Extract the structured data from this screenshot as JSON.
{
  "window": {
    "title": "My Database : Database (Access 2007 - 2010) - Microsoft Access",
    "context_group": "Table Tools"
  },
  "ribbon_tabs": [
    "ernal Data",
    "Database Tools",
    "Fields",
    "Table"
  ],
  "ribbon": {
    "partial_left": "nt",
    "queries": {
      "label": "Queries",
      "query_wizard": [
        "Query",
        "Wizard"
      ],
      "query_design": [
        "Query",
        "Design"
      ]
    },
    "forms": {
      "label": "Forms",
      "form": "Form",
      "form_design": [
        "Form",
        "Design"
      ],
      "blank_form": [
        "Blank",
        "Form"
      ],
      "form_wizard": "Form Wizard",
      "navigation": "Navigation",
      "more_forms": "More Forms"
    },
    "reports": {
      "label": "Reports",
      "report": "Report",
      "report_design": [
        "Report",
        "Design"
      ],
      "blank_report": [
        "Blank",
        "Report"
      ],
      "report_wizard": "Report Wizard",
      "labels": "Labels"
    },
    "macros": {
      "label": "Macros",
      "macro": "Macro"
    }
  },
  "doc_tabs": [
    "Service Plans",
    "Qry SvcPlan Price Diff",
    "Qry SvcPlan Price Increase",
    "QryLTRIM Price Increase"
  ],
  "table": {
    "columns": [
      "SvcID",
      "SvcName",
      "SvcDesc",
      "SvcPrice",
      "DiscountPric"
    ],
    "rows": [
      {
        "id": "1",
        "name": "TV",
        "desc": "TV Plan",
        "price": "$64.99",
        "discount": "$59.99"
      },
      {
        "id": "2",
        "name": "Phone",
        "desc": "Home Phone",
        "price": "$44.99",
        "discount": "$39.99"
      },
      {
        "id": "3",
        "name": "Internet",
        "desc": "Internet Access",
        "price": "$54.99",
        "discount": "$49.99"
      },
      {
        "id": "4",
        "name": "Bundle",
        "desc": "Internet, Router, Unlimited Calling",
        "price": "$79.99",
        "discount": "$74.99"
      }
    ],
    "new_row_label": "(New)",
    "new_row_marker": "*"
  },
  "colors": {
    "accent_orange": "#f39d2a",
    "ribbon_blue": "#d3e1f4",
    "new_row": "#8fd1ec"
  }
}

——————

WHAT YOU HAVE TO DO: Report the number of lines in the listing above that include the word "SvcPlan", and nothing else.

EXERCISE RESULT: 2